Wesley Zirkle ’98 serves as Johnson’s lawyer and helped him forge a licensing agreement with Major League Baseball and the MLB Players Association.

Entrepreneur Tony Unfried ’03 proved a valuable sounding board for navigating the start-up landscape.

“Wabash made me so resourceful with different people, with ways to find information, because you go from zero to 100 very quickly,” he says. “I picked the brains of people like Tony and Wes because every business is unique. You need people who have been there and done that. Fortunately, for me, there are plenty of Wabash alums to refer to.”

What excited Unfried about Obvious Shirts was how quickly Johnson carved a niche, especially through social media, and could see customer preferences in real time. Johnson gathered more than 10,000 followers on Instagram in the first year and that number is nearly 15,000 now.

“He had already gained traction,” Unfried says. “It’s the way he uses social media to market. He found a very good process and niche, built a following, and found ways to keep growing. He’s always trying to look around the corner to see what’s next.”

That following gives Johnson a readily available test market. He regularly asks followers for a thumbs up or down on new ideas. If the response is 80 to 85 percent positive, he’ll crank them out. It’s good business.

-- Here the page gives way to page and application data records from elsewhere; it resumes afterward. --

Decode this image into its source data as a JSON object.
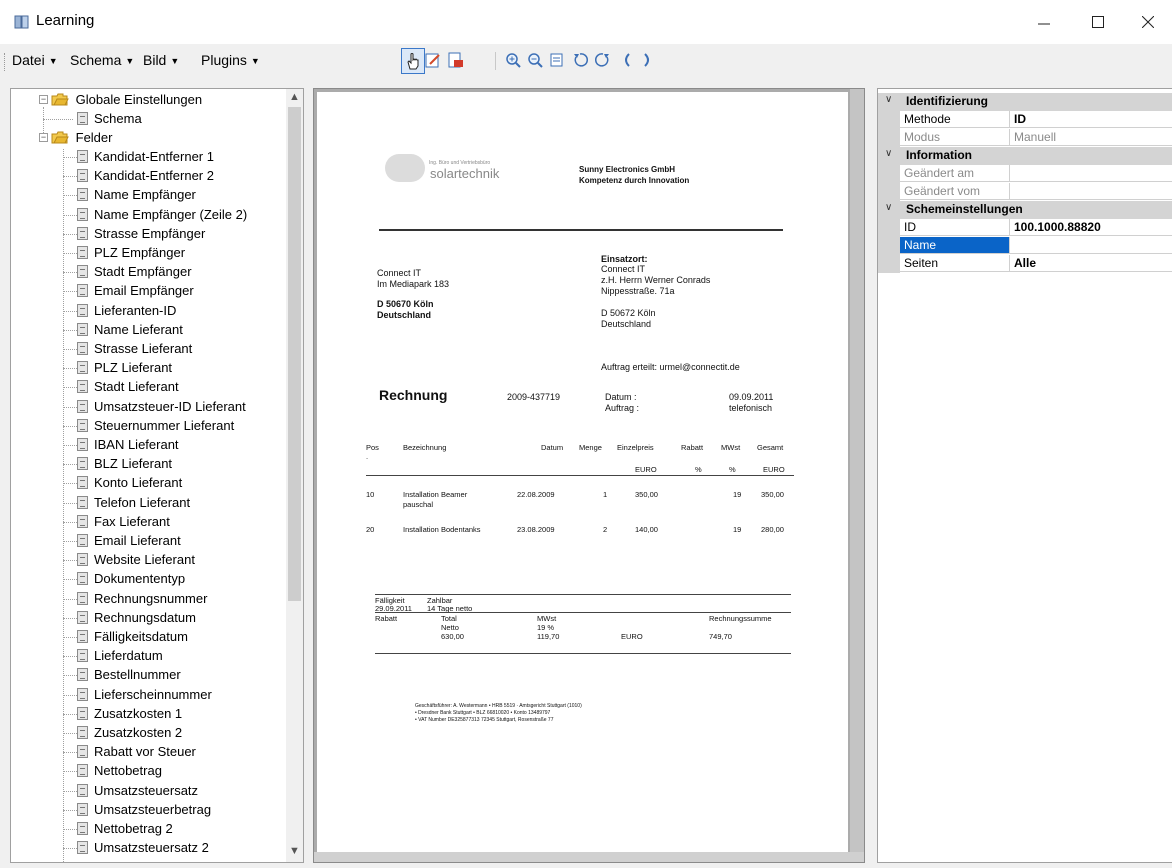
{
  "window": {
    "title": "Learning"
  },
  "menubar": {
    "items": [
      {
        "label": "Datei"
      },
      {
        "label": "Schema"
      },
      {
        "label": "Bild"
      },
      {
        "label": "Plugins"
      }
    ]
  },
  "toolbar": {
    "icons": [
      "pointer-hand-icon",
      "edit-icon",
      "delete-region-icon",
      "zoom-in-icon",
      "zoom-out-icon",
      "fit-page-icon",
      "rotate-left-icon",
      "rotate-right-icon",
      "previous-page-icon",
      "next-page-icon"
    ]
  },
  "tree": {
    "root1": "Globale Einstellungen",
    "root1_children": [
      "Schema"
    ],
    "root2": "Felder",
    "fields": [
      "Kandidat-Entferner 1",
      "Kandidat-Entferner 2",
      "Name Empfänger",
      "Name Empfänger (Zeile 2)",
      "Strasse Empfänger",
      "PLZ Empfänger",
      "Stadt Empfänger",
      "Email Empfänger",
      "Lieferanten-ID",
      "Name Lieferant",
      "Strasse Lieferant",
      "PLZ Lieferant",
      "Stadt Lieferant",
      "Umsatzsteuer-ID Lieferant",
      "Steuernummer Lieferant",
      "IBAN Lieferant",
      "BLZ Lieferant",
      "Konto Lieferant",
      "Telefon Lieferant",
      "Fax Lieferant",
      "Email Lieferant",
      "Website Lieferant",
      "Dokumententyp",
      "Rechnungsnummer",
      "Rechnungsdatum",
      "Fälligkeitsdatum",
      "Lieferdatum",
      "Bestellnummer",
      "Lieferscheinnummer",
      "Zusatzkosten 1",
      "Zusatzkosten 2",
      "Rabatt vor Steuer",
      "Nettobetrag",
      "Umsatzsteuersatz",
      "Umsatzsteuerbetrag",
      "Nettobetrag 2",
      "Umsatzsteuersatz 2"
    ]
  },
  "document": {
    "logo_small": "Ing. Büro und Vertriebsbüro",
    "logo_word": "solartechnik",
    "company_line1": "Sunny Electronics GmbH",
    "company_line2": "Kompetenz durch Innovation",
    "recipient": [
      "Connect IT",
      "Im Mediapark 183"
    ],
    "recipient_city": "D 50670 Köln",
    "recipient_country": "Deutschland",
    "einsatzort_label": "Einsatzort:",
    "einsatzort": [
      "Connect IT",
      "z.H. Herrn Werner Conrads",
      "Nippesstraße. 71a"
    ],
    "einsatzort_city": [
      "D 50672 Köln",
      "Deutschland"
    ],
    "auftrag_erteilt": "Auftrag erteilt: urmel@connectit.de",
    "heading": "Rechnung",
    "invoice_number": "2009-437719",
    "datum_label": "Datum :",
    "datum_value": "09.09.2011",
    "auftrag_label": "Auftrag :",
    "auftrag_value": "telefonisch",
    "table_headers": [
      "Pos",
      "Bezeichnung",
      "Datum",
      "Menge",
      "Einzelpreis",
      "Rabatt",
      "MWst",
      "Gesamt"
    ],
    "pos_dot": ".",
    "units": [
      "EURO",
      "%",
      "%",
      "EURO"
    ],
    "rows": [
      {
        "pos": "10",
        "desc": "Installation Beamer",
        "desc2": "pauschal",
        "date": "22.08.2009",
        "qty": "1",
        "price": "350,00",
        "mwst": "19",
        "total": "350,00"
      },
      {
        "pos": "20",
        "desc": "Installation Bodentanks",
        "desc2": "",
        "date": "23.08.2009",
        "qty": "2",
        "price": "140,00",
        "mwst": "19",
        "total": "280,00"
      }
    ],
    "faelligkeit_label": "Fälligkeit",
    "faelligkeit_date": "29.09.2011",
    "zahlbar_label": "Zahlbar",
    "zahlbar_value": "14 Tage netto",
    "rabatt_label": "Rabatt",
    "total_label": "Total",
    "netto_label": "Netto",
    "netto_value": "630,00",
    "mwst_label": "MWst",
    "mwst_rate": "19 %",
    "mwst_amount": "119,70",
    "euro": "EURO",
    "rechnungssumme_label": "Rechnungssumme",
    "rechnungssumme_value": "749,70",
    "footer": [
      "Geschäftsführer: A. Westermann • HRB 5519 · Amtsgericht Stuttgart (1010)",
      "• Dresdner Bank Stuttgart • BLZ 66810020 • Konto 13489797",
      "• VAT Number DE325877313 72345 Stuttgart, Rosenstraße 77"
    ]
  },
  "properties": {
    "categories": [
      {
        "label": "Identifizierung",
        "rows": [
          {
            "name": "Methode",
            "value": "ID",
            "state": "normal"
          },
          {
            "name": "Modus",
            "value": "Manuell",
            "state": "gray"
          }
        ]
      },
      {
        "label": "Information",
        "rows": [
          {
            "name": "Geändert am",
            "value": "",
            "state": "gray"
          },
          {
            "name": "Geändert vom",
            "value": "",
            "state": "gray"
          }
        ]
      },
      {
        "label": "Schemeinstellungen",
        "rows": [
          {
            "name": "ID",
            "value": "100.1000.88820",
            "state": "normal"
          },
          {
            "name": "Name",
            "value": "",
            "state": "selected"
          },
          {
            "name": "Seiten",
            "value": "Alle",
            "state": "normal"
          }
        ]
      }
    ]
  },
  "colors": {
    "selection": "#0a64c8",
    "folder": "#e8b730",
    "category": "#d4d4d4"
  }
}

“Instagram is a money maker,” he says. “It’s essential to know where my customers are coming from—I’m a huge analytics guy, and the numbers tell me that 85 percent of my sales come from Instagram.”

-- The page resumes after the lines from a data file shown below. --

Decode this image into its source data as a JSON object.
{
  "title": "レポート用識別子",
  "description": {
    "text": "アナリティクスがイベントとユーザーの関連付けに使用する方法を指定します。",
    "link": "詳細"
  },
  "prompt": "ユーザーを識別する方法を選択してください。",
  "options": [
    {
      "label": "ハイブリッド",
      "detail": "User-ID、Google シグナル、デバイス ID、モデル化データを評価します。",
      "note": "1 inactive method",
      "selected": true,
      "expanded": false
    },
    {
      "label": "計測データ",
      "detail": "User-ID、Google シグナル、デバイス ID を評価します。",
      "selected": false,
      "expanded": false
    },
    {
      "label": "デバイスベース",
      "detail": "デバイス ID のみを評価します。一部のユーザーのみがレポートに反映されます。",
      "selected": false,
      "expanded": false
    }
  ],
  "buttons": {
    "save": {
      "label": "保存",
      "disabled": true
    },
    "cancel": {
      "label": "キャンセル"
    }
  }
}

It also helps to have a big personality, and that oozes through Obvious Shirts. Unfried says Johnson’s personality is a key ingredient to his success.

“He is able to be himself, be charismatic, free thinking, and witty,” Unfried says. “He’s created that persona around himself and the business, that people want to take pictures and share it. He has other people doing his marketing for him.”

He added an intern over the summer in Justin Raters ’19 through the Small Business Internship Fund to aid in customer service and order fulfillment. That freed up Johnson to spend time planning for the future and having the meetings to keep focused on the goal of being a national brand.

“There was a lot he had to do to keep things in order,” Raters says. “Once the season got going and new shirts debuted, it was very interesting to see the sales increase, how much work we had to do to keep up.”

Fortunately for Johnson, the hard work continues to pay off. New ideas are jotted down constantly on his iPhone as he preps for different teams and markets. He likes the fact that his efforts still feel fresh.

“The brand is growing way faster than I ever imagined,” he says. “The cool thing is that it’s all been grass roots. It’s been completely organic.”